Data about app and page elements:

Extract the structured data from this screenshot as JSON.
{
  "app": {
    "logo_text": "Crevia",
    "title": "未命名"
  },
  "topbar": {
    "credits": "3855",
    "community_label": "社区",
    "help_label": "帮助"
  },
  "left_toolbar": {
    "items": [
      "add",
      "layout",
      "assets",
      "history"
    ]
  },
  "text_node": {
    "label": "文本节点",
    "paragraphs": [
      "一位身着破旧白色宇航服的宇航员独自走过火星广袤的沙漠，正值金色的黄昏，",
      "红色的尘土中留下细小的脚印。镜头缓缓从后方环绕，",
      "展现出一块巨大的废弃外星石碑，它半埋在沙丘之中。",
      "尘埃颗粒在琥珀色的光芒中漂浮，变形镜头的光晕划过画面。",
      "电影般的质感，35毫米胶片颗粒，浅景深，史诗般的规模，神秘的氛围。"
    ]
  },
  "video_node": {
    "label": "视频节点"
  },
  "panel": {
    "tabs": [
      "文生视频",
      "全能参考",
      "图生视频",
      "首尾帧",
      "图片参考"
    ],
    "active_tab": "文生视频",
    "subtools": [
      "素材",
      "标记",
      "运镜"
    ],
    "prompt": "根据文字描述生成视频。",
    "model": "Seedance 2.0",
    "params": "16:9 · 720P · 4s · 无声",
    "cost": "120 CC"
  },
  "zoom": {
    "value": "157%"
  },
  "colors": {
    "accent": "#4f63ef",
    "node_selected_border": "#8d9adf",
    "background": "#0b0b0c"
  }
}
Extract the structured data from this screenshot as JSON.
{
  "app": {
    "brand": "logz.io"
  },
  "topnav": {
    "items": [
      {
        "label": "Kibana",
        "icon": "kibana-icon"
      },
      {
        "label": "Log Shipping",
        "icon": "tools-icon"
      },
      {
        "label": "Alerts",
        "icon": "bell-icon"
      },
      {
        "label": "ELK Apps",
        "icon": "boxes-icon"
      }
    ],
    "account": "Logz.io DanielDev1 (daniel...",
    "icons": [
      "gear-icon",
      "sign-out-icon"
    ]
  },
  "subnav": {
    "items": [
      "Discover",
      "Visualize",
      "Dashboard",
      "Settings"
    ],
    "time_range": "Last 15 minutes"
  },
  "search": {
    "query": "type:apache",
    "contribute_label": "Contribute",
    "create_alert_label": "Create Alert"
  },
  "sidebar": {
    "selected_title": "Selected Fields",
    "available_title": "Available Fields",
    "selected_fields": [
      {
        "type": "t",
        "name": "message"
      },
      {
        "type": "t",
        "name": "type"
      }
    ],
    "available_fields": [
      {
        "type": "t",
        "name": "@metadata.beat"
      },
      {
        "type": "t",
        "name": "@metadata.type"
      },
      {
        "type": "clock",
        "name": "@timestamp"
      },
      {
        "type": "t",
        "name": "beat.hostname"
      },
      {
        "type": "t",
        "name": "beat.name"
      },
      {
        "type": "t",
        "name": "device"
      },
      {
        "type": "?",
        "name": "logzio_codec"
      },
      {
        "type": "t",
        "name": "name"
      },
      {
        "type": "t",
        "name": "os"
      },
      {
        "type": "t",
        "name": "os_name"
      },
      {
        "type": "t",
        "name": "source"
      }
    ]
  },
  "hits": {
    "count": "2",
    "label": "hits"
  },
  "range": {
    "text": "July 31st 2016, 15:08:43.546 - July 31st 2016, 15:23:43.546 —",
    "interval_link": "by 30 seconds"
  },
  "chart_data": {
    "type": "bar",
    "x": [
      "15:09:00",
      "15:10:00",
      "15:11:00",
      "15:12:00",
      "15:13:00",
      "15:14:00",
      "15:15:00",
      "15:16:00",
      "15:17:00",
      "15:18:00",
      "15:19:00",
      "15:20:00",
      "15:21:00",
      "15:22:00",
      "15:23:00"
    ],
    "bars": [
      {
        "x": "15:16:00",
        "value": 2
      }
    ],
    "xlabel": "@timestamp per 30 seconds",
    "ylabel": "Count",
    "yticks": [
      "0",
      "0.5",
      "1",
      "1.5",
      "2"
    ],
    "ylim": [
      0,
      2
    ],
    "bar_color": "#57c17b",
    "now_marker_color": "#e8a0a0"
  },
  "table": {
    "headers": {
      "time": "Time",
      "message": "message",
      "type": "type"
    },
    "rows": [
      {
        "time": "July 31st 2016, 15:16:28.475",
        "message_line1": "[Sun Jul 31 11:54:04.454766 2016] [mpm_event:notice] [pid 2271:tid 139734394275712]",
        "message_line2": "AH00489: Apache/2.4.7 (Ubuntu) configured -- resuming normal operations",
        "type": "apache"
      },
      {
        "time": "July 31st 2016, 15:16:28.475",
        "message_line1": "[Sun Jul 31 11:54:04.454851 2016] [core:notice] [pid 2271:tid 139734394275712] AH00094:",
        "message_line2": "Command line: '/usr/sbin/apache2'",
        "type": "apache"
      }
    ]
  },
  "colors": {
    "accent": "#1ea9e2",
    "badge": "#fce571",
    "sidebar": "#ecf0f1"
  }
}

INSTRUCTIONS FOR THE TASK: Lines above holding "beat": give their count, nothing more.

ANSWER BOX: 3